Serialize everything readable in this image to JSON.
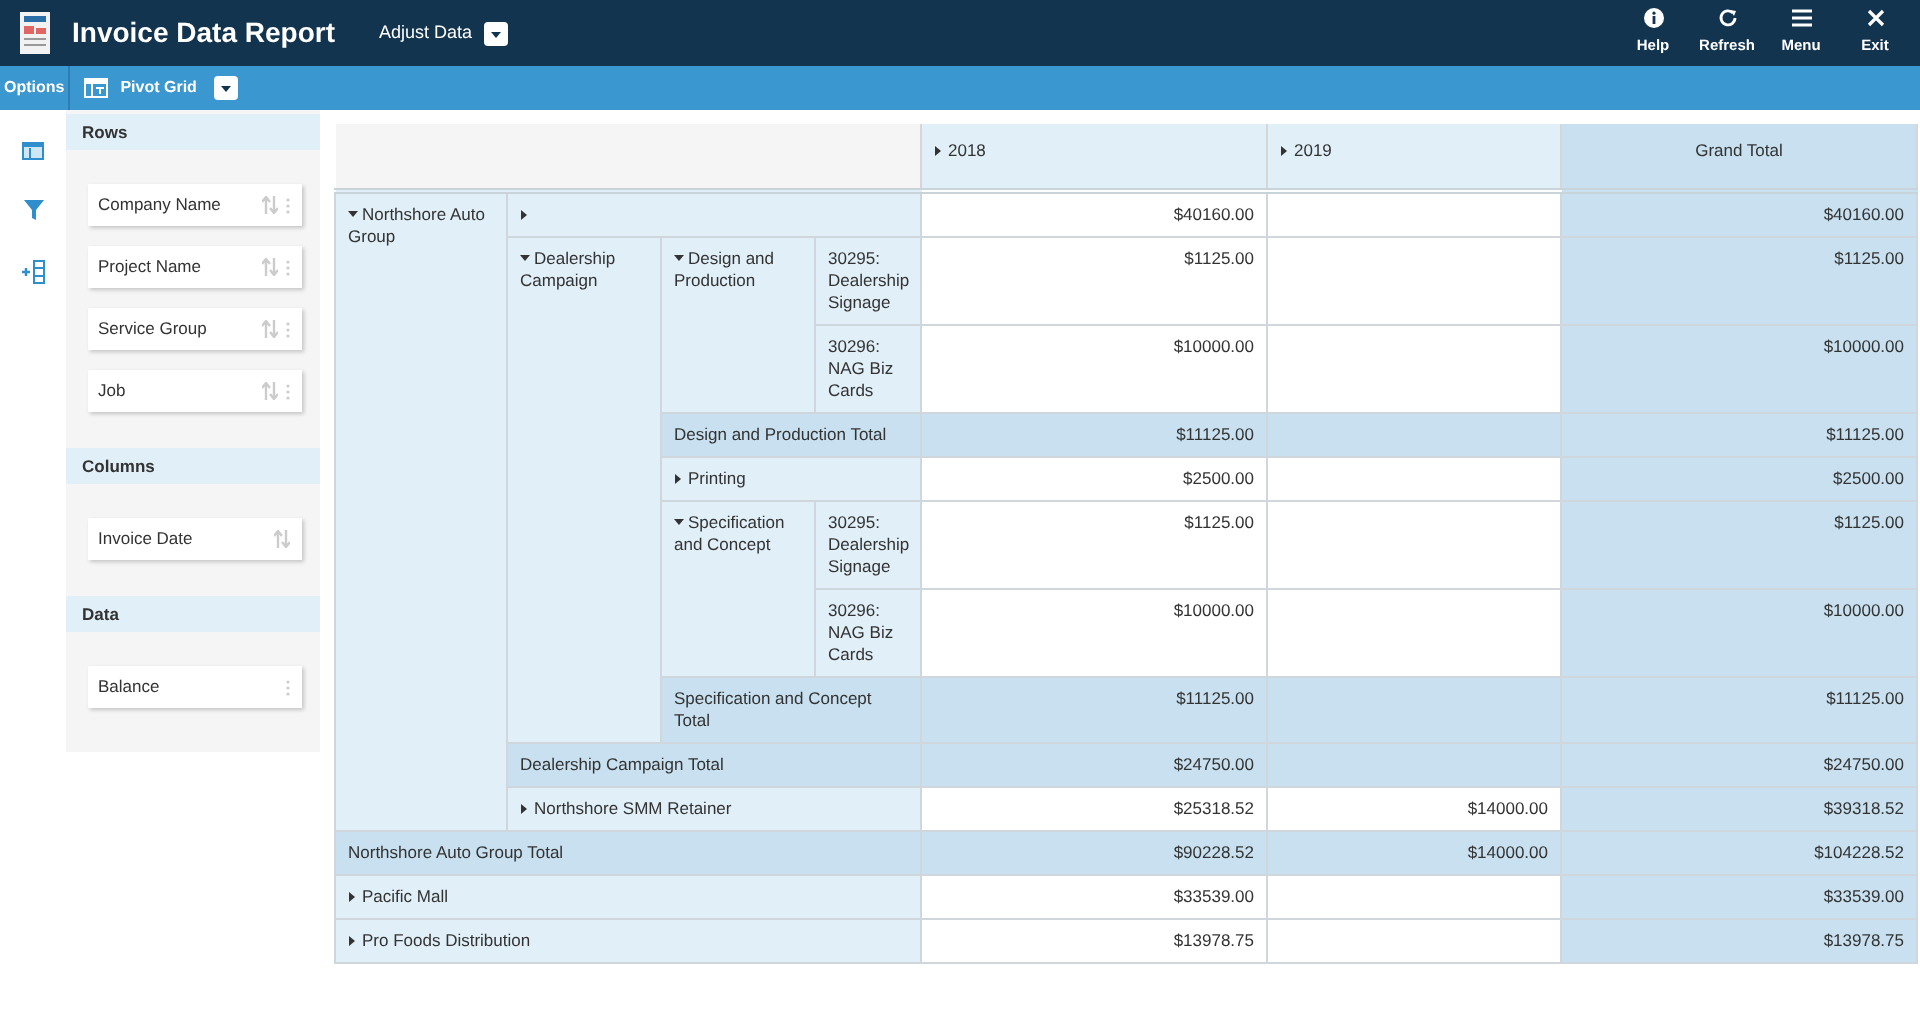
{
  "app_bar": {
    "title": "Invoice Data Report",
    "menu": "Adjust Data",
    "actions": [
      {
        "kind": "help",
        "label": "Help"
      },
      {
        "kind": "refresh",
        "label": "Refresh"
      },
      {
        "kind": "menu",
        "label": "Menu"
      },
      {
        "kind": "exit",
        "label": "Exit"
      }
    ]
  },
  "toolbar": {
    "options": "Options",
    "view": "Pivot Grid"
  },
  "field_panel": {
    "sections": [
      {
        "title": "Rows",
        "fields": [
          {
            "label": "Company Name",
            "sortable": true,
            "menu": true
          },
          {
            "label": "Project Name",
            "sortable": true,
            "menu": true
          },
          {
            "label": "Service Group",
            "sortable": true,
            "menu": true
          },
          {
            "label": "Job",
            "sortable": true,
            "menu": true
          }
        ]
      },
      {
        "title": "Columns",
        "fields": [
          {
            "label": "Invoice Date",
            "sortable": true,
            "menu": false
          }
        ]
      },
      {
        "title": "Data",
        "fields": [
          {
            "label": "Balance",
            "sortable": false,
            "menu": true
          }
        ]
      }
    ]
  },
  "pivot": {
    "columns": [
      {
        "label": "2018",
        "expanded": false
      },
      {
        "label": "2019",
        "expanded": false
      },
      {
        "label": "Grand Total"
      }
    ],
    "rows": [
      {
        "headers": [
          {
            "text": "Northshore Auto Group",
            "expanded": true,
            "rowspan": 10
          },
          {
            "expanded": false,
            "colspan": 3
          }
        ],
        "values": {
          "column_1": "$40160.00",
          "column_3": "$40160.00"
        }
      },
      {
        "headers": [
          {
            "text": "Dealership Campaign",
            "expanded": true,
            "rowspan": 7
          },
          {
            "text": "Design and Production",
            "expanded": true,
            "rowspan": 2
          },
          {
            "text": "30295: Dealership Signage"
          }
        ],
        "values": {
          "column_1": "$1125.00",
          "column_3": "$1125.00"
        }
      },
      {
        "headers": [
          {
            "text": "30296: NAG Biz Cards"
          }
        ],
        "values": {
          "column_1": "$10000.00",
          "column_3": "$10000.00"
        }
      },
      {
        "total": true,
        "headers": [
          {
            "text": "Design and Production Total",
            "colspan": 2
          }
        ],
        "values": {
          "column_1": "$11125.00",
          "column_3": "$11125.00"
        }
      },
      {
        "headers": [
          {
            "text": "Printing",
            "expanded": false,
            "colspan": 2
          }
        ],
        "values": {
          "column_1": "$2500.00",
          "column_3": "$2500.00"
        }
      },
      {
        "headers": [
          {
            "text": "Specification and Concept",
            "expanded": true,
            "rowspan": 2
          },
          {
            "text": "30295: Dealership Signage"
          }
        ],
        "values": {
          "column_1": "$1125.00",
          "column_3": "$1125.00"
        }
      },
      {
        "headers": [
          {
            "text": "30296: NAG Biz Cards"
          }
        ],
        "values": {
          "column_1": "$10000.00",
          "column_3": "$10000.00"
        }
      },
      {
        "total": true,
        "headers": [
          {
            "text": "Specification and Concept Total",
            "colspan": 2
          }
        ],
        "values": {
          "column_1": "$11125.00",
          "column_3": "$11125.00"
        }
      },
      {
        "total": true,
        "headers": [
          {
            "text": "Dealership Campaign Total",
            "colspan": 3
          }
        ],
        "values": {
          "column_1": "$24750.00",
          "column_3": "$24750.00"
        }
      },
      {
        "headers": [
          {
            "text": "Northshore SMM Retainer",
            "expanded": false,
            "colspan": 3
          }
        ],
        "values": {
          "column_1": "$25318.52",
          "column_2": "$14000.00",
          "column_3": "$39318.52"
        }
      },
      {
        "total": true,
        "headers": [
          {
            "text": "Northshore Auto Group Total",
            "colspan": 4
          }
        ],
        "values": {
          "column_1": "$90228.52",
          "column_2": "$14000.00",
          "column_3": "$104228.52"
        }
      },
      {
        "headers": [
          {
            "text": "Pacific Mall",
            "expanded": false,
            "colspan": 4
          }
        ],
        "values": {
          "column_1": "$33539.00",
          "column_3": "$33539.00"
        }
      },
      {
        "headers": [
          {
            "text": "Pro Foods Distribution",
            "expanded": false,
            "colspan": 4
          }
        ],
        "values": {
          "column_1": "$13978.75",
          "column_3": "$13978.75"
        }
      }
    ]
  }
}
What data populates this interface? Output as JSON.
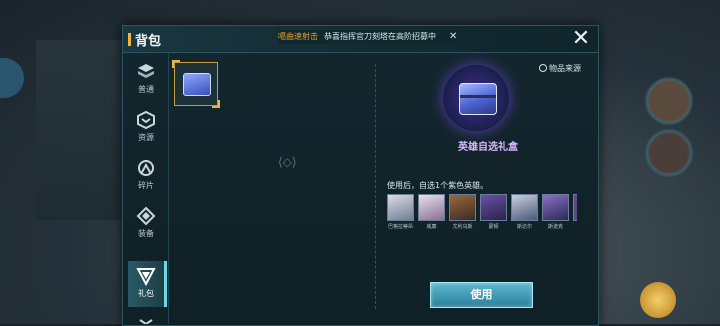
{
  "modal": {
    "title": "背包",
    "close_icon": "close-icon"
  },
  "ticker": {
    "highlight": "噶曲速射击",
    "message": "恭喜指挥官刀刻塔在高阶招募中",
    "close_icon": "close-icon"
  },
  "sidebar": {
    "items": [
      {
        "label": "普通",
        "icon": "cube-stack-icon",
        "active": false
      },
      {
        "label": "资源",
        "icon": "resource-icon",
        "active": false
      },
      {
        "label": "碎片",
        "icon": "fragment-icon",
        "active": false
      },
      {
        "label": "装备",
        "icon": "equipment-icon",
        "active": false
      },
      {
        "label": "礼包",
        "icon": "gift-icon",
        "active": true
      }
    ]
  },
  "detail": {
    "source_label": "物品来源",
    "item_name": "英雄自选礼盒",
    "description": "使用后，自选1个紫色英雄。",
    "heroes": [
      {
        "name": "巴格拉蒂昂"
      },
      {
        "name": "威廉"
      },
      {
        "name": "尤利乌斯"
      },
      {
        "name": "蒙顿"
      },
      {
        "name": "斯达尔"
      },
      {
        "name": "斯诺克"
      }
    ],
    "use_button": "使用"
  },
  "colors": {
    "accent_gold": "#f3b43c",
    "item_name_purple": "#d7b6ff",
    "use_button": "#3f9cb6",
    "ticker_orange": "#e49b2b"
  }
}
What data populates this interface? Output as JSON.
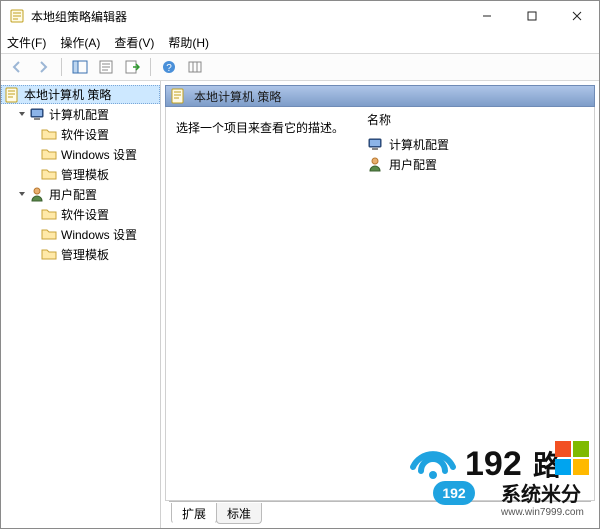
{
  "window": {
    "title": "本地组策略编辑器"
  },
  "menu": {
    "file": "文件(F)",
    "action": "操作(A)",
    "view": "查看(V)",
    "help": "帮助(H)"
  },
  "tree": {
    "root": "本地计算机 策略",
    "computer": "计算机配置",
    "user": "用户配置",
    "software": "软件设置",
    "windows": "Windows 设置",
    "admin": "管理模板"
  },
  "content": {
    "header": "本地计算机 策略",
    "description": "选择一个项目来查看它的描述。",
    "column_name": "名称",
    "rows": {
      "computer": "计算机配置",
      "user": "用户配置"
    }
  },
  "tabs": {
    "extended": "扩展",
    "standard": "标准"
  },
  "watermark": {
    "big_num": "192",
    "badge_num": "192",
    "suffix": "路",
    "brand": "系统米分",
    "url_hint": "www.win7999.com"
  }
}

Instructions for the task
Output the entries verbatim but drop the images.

Written response
Serialize everything readable in this image to JSON.
{
  "app_bar": {
    "title": "Invoice Data Report",
    "menu": "Adjust Data",
    "actions": [
      {
        "kind": "help",
        "label": "Help"
      },
      {
        "kind": "refresh",
        "label": "Refresh"
      },
      {
        "kind": "menu",
        "label": "Menu"
      },
      {
        "kind": "exit",
        "label": "Exit"
      }
    ]
  },
  "toolbar": {
    "options": "Options",
    "view": "Pivot Grid"
  },
  "field_panel": {
    "sections": [
      {
        "title": "Rows",
        "fields": [
          {
            "label": "Company Name",
            "sortable": true,
            "menu": true
          },
          {
            "label": "Project Name",
            "sortable": true,
            "menu": true
          },
          {
            "label": "Service Group",
            "sortable": true,
            "menu": true
          },
          {
            "label": "Job",
            "sortable": true,
            "menu": true
          }
        ]
      },
      {
        "title": "Columns",
        "fields": [
          {
            "label": "Invoice Date",
            "sortable": true,
            "menu": false
          }
        ]
      },
      {
        "title": "Data",
        "fields": [
          {
            "label": "Balance",
            "sortable": false,
            "menu": true
          }
        ]
      }
    ]
  },
  "pivot": {
    "columns": [
      {
        "label": "2018",
        "expanded": false
      },
      {
        "label": "2019",
        "expanded": false
      },
      {
        "label": "Grand Total"
      }
    ],
    "rows": [
      {
        "headers": [
          {
            "text": "Northshore Auto Group",
            "expanded": true,
            "rowspan": 10
          },
          {
            "expanded": false,
            "colspan": 3
          }
        ],
        "values": {
          "column_1": "$40160.00",
          "column_3": "$40160.00"
        }
      },
      {
        "headers": [
          {
            "text": "Dealership Campaign",
            "expanded": true,
            "rowspan": 7
          },
          {
            "text": "Design and Production",
            "expanded": true,
            "rowspan": 2
          },
          {
            "text": "30295: Dealership Signage"
          }
        ],
        "values": {
          "column_1": "$1125.00",
          "column_3": "$1125.00"
        }
      },
      {
        "headers": [
          {
            "text": "30296: NAG Biz Cards"
          }
        ],
        "values": {
          "column_1": "$10000.00",
          "column_3": "$10000.00"
        }
      },
      {
        "total": true,
        "headers": [
          {
            "text": "Design and Production Total",
            "colspan": 2
          }
        ],
        "values": {
          "column_1": "$11125.00",
          "column_3": "$11125.00"
        }
      },
      {
        "headers": [
          {
            "text": "Printing",
            "expanded": false,
            "colspan": 2
          }
        ],
        "values": {
          "column_1": "$2500.00",
          "column_3": "$2500.00"
        }
      },
      {
        "headers": [
          {
            "text": "Specification and Concept",
            "expanded": true,
            "rowspan": 2
          },
          {
            "text": "30295: Dealership Signage"
          }
        ],
        "values": {
          "column_1": "$1125.00",
          "column_3": "$1125.00"
        }
      },
      {
        "headers": [
          {
            "text": "30296: NAG Biz Cards"
          }
        ],
        "values": {
          "column_1": "$10000.00",
          "column_3": "$10000.00"
        }
      },
      {
        "total": true,
        "headers": [
          {
            "text": "Specification and Concept Total",
            "colspan": 2
          }
        ],
        "values": {
          "column_1": "$11125.00",
          "column_3": "$11125.00"
        }
      },
      {
        "total": true,
        "headers": [
          {
            "text": "Dealership Campaign Total",
            "colspan": 3
          }
        ],
        "values": {
          "column_1": "$24750.00",
          "column_3": "$24750.00"
        }
      },
      {
        "headers": [
          {
            "text": "Northshore SMM Retainer",
            "expanded": false,
            "colspan": 3
          }
        ],
        "values": {
          "column_1": "$25318.52",
          "column_2": "$14000.00",
          "column_3": "$39318.52"
        }
      },
      {
        "total": true,
        "headers": [
          {
            "text": "Northshore Auto Group Total",
            "colspan": 4
          }
        ],
        "values": {
          "column_1": "$90228.52",
          "column_2": "$14000.00",
          "column_3": "$104228.52"
        }
      },
      {
        "headers": [
          {
            "text": "Pacific Mall",
            "expanded": false,
            "colspan": 4
          }
        ],
        "values": {
          "column_1": "$33539.00",
          "column_3": "$33539.00"
        }
      },
      {
        "headers": [
          {
            "text": "Pro Foods Distribution",
            "expanded": false,
            "colspan": 4
          }
        ],
        "values": {
          "column_1": "$13978.75",
          "column_3": "$13978.75"
        }
      }
    ]
  }
}
What data populates this interface? Output as JSON.
{
  "modal": {
    "title": "背包",
    "close_icon": "close-icon"
  },
  "ticker": {
    "highlight": "噶曲速射击",
    "message": "恭喜指挥官刀刻塔在高阶招募中",
    "close_icon": "close-icon"
  },
  "sidebar": {
    "items": [
      {
        "label": "普通",
        "icon": "cube-stack-icon",
        "active": false
      },
      {
        "label": "资源",
        "icon": "resource-icon",
        "active": false
      },
      {
        "label": "碎片",
        "icon": "fragment-icon",
        "active": false
      },
      {
        "label": "装备",
        "icon": "equipment-icon",
        "active": false
      },
      {
        "label": "礼包",
        "icon": "gift-icon",
        "active": true
      }
    ]
  },
  "detail": {
    "source_label": "物品来源",
    "item_name": "英雄自选礼盒",
    "description": "使用后，自选1个紫色英雄。",
    "heroes": [
      {
        "name": "巴格拉蒂昂"
      },
      {
        "name": "威廉"
      },
      {
        "name": "尤利乌斯"
      },
      {
        "name": "蒙顿"
      },
      {
        "name": "斯达尔"
      },
      {
        "name": "斯诺克"
      }
    ],
    "use_button": "使用"
  },
  "colors": {
    "accent_gold": "#f3b43c",
    "item_name_purple": "#d7b6ff",
    "use_button": "#3f9cb6",
    "ticker_orange": "#e49b2b"
  }
}
What data populates this interface? Output as JSON.
{
  "window": {
    "title": "本地组策略编辑器"
  },
  "menu": {
    "file": "文件(F)",
    "action": "操作(A)",
    "view": "查看(V)",
    "help": "帮助(H)"
  },
  "tree": {
    "root": "本地计算机 策略",
    "computer": "计算机配置",
    "user": "用户配置",
    "software": "软件设置",
    "windows": "Windows 设置",
    "admin": "管理模板"
  },
  "content": {
    "header": "本地计算机 策略",
    "description": "选择一个项目来查看它的描述。",
    "column_name": "名称",
    "rows": {
      "computer": "计算机配置",
      "user": "用户配置"
    }
  },
  "tabs": {
    "extended": "扩展",
    "standard": "标准"
  },
  "watermark": {
    "big_num": "192",
    "badge_num": "192",
    "suffix": "路",
    "brand": "系统米分",
    "url_hint": "www.win7999.com"
  }
}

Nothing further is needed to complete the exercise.